cellar -- Last place. Also "basement."
cheese -- Also "good cheese." Refers to a good fastball.
chin music -- A pitch that is high and inside.
circus catch -- An outstanding catch by a fielder.
closer -- A team's relief pitcher who finishes the game.
cutter -- A cut fastball (one with a late break to it).
cycle -- When a batter hits a single, double, triple and home run in the same game.
dinger -- A home run.
dish -- Home plate.
dump – Eject from the game. “He got dumped.”
fireman -- A team's closer or late-inning relief pitcher.
floater – A knuckleball.
fungo -- A ball hit to a fielder during practice. It's usually hit by a coach using a "fungo bat," which is longer and thinner than a normal bat.
gap -- See "alley." A ball hit here is a "gapper."
gopher ball -- A pitch hit for a home run, as in "go for."
heat -- A good fastball. Also "heater."
high and tight -- Referring to a pitch that's up in the strike zone and inside on a hitter. Also known as "up and in."
hill -- Pitcher's mound.
homer -- A home run. Other terms include: blast, dinger, dong, four-bagger, four-base knock, moon shot, tape-measure blast and tater.
hot corner -- Third base.
info – An infielder.
in the hole -- The batter after the on-deck hitter.
jam -- When a hitter gets a pitch near his hands, he is "jammed." Also when a pitcher gets himself in trouble, he is in a "jam."
juice – Steroids or other performance-enhancing drugs.
leather -- Refers to how good a player plays defensively or handles the glove. Ex: "He flashed some leather on that play."
meatball -- An easy pitch to hit, usually right down the middle of the plate.
Mendoza line -- A batting average of around .200.
moon shot -- A very long, high home run.
nail down -- As in "nail down a victory." Refers to a relief pitcher finishing off the game.
on the screws -- When a batter hits the ball hard. Also "on the button."
outfo – An outfielder
painting the black -- When a pitcher throws the ball over the edge of the plate.

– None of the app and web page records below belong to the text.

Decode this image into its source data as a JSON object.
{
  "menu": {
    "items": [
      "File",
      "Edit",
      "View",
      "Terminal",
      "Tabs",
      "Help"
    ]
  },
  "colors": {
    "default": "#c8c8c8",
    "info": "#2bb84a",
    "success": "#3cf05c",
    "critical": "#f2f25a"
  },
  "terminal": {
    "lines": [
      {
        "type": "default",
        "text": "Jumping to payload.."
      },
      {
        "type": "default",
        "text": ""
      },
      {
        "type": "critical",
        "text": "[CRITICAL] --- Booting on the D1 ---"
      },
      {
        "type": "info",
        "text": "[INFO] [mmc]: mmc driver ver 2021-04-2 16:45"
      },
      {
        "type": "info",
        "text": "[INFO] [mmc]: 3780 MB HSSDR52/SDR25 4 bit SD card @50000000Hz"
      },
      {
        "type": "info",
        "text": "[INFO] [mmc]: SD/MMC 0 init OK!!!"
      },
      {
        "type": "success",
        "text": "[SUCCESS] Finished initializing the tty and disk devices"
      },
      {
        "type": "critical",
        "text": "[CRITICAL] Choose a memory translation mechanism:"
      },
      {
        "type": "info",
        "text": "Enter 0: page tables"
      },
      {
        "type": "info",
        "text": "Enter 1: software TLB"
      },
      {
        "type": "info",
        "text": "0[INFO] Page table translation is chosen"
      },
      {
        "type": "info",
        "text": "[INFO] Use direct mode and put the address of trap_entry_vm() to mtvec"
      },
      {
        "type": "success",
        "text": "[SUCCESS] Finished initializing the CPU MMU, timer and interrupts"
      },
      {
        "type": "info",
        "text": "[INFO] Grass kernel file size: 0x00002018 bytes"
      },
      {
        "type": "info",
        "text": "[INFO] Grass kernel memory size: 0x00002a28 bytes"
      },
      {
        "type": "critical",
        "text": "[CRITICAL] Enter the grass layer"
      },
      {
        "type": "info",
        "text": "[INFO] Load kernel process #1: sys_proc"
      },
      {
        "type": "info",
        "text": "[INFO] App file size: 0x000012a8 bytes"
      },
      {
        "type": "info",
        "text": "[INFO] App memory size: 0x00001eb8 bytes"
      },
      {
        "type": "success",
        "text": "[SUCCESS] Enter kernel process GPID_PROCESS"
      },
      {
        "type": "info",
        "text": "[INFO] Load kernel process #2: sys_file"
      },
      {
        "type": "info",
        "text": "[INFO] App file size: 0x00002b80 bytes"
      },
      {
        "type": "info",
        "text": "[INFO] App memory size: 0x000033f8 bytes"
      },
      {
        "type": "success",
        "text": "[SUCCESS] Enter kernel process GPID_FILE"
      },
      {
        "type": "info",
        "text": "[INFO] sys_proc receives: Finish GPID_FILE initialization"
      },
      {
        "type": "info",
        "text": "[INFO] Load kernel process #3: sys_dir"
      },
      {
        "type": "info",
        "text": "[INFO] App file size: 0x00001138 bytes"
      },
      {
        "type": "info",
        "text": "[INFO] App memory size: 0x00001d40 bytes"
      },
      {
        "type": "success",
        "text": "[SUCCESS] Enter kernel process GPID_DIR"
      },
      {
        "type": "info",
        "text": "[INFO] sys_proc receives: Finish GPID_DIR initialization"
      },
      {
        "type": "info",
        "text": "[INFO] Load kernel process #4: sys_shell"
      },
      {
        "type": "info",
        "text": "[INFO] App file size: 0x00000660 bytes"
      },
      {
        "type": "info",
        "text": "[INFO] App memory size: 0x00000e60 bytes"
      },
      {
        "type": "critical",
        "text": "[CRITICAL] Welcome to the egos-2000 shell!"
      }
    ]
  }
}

pea -- A ball traveling at high speed, either batted or thrown.
pepper -- Pepper is a common pre-game exercise where one player bunts brisk grounders and line drives to a group of fielders who are standing about 20 feet away. The fielders try to throw it back as quickly as possible. The batter hits the return throw. (Some ballparks ban pepper games because wild pitches could land in the stands and injure spectators).

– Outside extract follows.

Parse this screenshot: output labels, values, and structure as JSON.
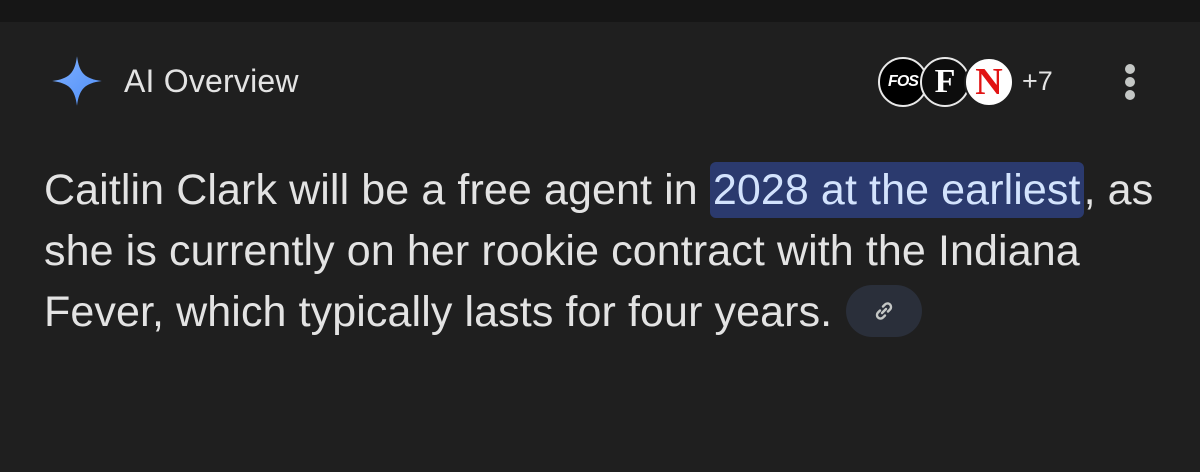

pick -- A good defensive play by an infielder on a ground ball. Also a shortened version of "pick-off."
pickle -- A rundown.
punchout -- A strikeout.
rhubarb -- A fight or scuffle.
ribbie -- Another way of saying RBI. Also "ribeye."
rope -- A hard line drive hit by a batter. Also "frozen rope."
rubber game -- The deciding game of a series.
run-down -- When a baserunner gets caught between bases by the fielders.
Ruthian -- With great power.
seeing-eye single -- A soft ground ball that finds its way between infielders for a base hit.
set-up man -- A relief pitcher who usually enters the game in the 7th or 8th inning.
shoestring catch -- A running catch made just above the fielder's shoetops.
show-up – Embarrass another player or umpire.
southpaw -- A left-handed pitcher.
splitter or splitty – A split-fingered fastball.
steak – Another term for run batted in.
sweet spot -- The part of the bat just a few inches from the barrel.
table setter -- Batter whose job is to get on base for other hitters to drive him in. Usually a leadoff or No. 2 hitter.
tape-measure blast -- An extremely long home run.
tater -- A home run.
Texas Leaguer -- A bloop hit that drops between an infielder and outfielder.
tools of ignorance -- Catcher's equipment.
touch 'em all -- Hitting a home run (touching all the bases).
tweener – A hit that falls between outfielders.
twin killing -- A double play.
Uncle Charlie -- Curve ball.
utility player -- A player who fills in at many positions.
whacker – Umpire’s term for bang-bang play.
wheelhouse -- A hitter's power zone. Usually a pitch waist-high and over the heart of the plate.
wheels -- A ballplayer's legs.
whiff -- Strikeout.
yakker -- Curve ball.
These and more can be found in baseball’s book of unwritten rules. I think it’s stored in the basement of Abner Doubleday’s former home.